Dataset rows for apps and sites:
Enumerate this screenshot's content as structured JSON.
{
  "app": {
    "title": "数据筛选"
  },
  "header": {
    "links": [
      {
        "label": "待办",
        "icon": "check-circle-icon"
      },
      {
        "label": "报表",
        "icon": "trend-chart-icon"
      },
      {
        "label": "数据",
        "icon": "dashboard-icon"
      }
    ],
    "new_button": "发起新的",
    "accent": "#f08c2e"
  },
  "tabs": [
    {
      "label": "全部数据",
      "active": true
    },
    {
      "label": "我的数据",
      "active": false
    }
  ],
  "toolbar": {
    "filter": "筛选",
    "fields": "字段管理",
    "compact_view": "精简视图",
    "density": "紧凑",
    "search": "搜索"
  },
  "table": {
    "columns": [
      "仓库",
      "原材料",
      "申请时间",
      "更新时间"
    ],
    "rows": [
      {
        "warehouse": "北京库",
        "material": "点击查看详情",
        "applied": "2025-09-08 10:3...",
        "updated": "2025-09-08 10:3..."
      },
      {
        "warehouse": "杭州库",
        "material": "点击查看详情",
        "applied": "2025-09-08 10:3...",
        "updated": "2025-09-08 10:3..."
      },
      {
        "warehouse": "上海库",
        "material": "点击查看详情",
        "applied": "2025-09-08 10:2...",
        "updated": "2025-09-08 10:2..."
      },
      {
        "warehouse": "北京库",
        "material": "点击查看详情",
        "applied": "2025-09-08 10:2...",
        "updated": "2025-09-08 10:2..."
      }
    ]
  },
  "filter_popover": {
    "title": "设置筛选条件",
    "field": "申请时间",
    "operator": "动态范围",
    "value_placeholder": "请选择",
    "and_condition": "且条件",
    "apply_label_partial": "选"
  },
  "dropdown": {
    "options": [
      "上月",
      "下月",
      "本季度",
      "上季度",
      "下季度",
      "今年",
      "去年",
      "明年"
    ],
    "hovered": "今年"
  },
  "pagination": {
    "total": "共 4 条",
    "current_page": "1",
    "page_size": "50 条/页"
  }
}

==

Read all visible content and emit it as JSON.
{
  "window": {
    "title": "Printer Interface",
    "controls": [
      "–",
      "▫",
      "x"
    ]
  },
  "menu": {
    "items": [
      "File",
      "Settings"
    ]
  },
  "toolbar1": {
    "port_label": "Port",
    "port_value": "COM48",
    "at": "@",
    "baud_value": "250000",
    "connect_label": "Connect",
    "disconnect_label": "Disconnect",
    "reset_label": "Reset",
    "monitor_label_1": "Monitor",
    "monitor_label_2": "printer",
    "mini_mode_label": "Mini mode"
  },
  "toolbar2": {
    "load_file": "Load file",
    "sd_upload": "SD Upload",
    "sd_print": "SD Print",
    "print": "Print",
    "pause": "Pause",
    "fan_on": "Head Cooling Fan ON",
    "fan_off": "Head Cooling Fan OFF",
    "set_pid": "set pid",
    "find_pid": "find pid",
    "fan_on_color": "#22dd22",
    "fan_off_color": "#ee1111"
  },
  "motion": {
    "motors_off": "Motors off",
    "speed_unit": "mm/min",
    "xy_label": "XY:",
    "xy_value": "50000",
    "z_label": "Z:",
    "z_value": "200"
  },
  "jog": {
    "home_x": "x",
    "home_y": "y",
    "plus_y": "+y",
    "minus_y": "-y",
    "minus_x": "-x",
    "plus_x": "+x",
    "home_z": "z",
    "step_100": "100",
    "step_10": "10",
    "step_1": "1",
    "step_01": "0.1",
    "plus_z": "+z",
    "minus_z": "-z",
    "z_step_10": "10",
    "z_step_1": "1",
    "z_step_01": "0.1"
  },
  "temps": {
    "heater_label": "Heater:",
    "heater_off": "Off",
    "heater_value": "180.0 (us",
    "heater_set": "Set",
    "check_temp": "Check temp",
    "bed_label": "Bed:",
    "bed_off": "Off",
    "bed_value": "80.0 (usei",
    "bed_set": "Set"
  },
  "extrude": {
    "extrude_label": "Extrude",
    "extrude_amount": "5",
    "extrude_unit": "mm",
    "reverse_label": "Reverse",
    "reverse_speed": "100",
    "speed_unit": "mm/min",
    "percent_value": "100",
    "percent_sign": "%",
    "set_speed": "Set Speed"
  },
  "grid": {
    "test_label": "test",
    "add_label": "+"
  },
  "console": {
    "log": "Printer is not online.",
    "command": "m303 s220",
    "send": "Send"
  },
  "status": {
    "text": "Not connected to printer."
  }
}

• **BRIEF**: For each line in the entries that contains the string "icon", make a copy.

• **WRITTEN REPLY**:
        "icon": "check-circle-icon"
        "icon": "trend-chart-icon"
        "icon": "dashboard-icon"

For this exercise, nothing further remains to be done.